The Stratford Lions Club on numerous occasions joined hands with other clubs to raise funds for specific projects, including in 1994 for a colonoscope for then Stratford Hospital.
A committee was formed by the Stratford, Eltham, Kaponga, Toko and Inglewood clubs with a minimum target of $50,000. The campaign raised $85,000 through a telephone appeal, which enabled the purchase of additional equipment for the colonoscope.
In 2003 Stratford, Eltham and Toko Lions again combined for a monster auction to raise funds, for a hi-low bath for the new Hospice in New Plymouth.
"The goods donated ranged from a 1979 Ford Cortina to four rosters, there were 150 lots in all. Over 100 people registered," remembers longstanding Stratford Lion Jack Jeffares.
When the hammer fell on the final lot, more than $12,500 had been raised.
"This project has shown what could be achieved when passionate people pass on their enthusiasms to other club members to drive a project."
Rob Sturmer, who joined the Stratford Lions the year before Jack did, in 1964, has been the drive behind the club's Golf Charity day, which started about 40 years ago and is one of the club's most successful projects.
"It is estimated that more than $50,000 has been raised over the years, with the main beneficiary being the Blind Institute which has been presented with a minimum of $500 annually. first tournament."
Another memorable project was Monster Boulevard held in the early 1970s.
"It was a massive drive over several weeks collecting used goods. Everything from furniture, whiteware, clothing, machinery was stored around the town in vacant premises ready for the big day. The auction was scheduled to be held all day on a Saturday, which necessitated Broadway being closed to traffic. Special permission was given by the Minister of Transport," says Jack.
"As well as the auction the street and footpaths were jam-packed with Lions members running hoopla stalls, spinning wheels and sausage sizzles. The record of the amount of money made has been lost , but it would have been many thousands. Then the club had more than 50 members."
The club's gala days have always been hugely popular with other community groups, schools, churches and kindergartens for raising funds, Baldrick's Big Day Out being an example. In the past there have been as many as 50 stalls.
The young people of Stratford have always been an integral part of the club's vision, with student exchange programmes, an annual Youth of the Year award and Camp Quality (an annual camp for children with terminal illness, held at St Mary's Diocesan) just a few examples of projects focussed on the youth.
In the 1970s Lions members spent many weekends installing swings, slides, roundabouts and erecting a miniature replica of Mt Egmont (about two metres high) full of holes and tunnels for the children to climb through and an eight-meter-long sailing ship with masts and rigging for climbing. Located at Victoria Park, it has since been replaced, but was enjoyed by local children for many years.

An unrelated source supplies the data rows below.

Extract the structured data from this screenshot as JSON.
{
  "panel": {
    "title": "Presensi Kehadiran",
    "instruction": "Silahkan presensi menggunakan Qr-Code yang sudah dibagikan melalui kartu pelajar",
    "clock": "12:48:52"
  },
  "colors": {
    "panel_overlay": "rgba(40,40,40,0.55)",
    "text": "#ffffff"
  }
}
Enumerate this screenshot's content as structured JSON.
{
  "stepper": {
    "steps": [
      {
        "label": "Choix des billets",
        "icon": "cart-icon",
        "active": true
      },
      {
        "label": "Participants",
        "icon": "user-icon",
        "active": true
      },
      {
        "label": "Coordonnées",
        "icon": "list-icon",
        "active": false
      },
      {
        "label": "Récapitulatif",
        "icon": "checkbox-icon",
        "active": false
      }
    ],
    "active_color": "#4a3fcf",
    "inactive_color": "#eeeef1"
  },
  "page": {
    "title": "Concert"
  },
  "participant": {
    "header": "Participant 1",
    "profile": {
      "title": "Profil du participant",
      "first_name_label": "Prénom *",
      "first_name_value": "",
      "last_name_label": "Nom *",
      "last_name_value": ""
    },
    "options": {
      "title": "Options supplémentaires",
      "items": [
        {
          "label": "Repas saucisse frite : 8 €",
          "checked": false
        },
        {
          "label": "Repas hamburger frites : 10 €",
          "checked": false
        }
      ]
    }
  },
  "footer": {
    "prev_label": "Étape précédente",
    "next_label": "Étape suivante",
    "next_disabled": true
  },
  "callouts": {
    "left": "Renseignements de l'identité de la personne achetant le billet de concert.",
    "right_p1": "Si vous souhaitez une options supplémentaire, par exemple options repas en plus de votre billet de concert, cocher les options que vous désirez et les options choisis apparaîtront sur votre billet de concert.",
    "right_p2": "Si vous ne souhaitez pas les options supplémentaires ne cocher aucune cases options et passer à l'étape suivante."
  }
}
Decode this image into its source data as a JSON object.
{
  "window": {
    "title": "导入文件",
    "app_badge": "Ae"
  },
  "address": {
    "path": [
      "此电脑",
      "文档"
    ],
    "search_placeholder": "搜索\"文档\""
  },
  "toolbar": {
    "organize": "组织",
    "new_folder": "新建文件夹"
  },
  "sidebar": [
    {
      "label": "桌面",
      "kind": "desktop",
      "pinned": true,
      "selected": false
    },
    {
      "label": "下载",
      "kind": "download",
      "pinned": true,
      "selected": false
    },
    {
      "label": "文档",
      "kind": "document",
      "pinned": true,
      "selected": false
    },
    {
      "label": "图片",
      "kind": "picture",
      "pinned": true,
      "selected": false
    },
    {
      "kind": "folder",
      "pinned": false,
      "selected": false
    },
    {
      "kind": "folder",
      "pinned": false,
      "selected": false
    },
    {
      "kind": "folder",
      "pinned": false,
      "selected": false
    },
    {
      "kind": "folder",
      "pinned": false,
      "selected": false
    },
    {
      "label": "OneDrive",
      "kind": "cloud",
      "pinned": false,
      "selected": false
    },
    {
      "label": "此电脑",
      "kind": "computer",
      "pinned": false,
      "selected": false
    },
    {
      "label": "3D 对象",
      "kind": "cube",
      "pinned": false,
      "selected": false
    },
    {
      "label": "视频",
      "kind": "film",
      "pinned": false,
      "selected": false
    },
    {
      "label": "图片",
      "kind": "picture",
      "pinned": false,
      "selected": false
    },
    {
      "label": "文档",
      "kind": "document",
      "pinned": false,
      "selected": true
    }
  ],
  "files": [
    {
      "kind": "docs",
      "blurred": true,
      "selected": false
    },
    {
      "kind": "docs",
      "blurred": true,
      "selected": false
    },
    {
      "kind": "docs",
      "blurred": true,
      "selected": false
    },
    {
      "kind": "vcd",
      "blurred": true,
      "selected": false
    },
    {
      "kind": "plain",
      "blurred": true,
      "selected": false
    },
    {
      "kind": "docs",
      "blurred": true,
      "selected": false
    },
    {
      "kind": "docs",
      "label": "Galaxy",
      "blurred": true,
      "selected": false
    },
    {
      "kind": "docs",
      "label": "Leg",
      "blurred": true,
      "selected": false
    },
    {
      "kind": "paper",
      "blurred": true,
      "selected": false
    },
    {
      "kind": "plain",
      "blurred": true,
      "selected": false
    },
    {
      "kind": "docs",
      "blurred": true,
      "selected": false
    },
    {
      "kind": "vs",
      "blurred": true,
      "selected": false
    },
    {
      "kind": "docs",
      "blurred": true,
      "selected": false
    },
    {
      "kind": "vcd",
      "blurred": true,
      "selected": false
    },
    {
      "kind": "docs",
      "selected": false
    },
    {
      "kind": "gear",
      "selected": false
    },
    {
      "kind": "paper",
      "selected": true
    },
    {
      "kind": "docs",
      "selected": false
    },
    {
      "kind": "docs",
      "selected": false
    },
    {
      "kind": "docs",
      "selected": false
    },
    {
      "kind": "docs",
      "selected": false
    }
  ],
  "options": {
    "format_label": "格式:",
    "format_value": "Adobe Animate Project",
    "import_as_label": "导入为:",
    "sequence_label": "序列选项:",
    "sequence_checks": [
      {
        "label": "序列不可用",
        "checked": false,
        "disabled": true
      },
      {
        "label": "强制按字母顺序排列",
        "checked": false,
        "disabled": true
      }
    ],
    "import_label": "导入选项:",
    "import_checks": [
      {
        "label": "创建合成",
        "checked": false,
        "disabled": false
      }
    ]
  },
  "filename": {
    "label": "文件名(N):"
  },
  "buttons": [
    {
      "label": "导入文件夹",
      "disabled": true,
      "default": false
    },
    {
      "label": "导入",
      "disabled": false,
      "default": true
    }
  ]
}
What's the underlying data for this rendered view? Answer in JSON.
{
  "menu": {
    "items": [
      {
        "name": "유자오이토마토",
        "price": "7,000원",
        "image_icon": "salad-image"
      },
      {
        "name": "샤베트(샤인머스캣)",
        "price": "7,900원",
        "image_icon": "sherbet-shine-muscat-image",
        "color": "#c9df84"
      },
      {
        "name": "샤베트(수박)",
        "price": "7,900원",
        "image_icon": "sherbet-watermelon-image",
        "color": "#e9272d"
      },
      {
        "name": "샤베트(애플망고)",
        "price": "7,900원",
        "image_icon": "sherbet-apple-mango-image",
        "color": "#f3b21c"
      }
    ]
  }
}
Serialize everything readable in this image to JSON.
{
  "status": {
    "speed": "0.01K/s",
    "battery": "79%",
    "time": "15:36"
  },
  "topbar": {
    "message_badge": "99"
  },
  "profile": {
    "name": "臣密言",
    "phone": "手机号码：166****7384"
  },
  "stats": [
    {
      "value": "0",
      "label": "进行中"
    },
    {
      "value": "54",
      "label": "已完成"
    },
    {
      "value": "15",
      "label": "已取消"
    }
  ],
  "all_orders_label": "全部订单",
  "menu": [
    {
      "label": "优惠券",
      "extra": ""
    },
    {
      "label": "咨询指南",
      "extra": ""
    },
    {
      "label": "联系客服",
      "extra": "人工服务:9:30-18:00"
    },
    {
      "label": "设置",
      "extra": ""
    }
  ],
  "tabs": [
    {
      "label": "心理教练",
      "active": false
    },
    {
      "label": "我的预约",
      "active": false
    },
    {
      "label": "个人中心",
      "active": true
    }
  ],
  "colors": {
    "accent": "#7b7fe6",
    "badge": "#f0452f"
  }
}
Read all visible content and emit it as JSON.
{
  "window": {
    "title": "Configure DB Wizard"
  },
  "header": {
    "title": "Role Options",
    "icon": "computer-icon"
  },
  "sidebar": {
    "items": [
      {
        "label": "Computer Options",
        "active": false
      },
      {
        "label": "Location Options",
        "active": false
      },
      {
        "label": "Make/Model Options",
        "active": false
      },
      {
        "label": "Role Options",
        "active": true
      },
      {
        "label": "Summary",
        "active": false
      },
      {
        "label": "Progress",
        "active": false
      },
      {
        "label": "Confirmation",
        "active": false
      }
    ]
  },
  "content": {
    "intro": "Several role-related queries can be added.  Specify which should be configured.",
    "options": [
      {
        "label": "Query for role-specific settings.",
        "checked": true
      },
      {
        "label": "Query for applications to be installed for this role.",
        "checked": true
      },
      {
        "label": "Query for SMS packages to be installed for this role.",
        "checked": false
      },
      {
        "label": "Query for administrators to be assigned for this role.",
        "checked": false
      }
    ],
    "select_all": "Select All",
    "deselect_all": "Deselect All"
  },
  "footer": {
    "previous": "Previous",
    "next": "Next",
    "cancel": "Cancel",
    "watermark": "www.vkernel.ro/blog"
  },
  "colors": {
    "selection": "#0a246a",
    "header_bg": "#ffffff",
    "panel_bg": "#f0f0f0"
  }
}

The Stratford Lions' train, acquired about 25 years ago, is still a favourite to hire for events. The last time it was used was at the Stratford Trots meet last month.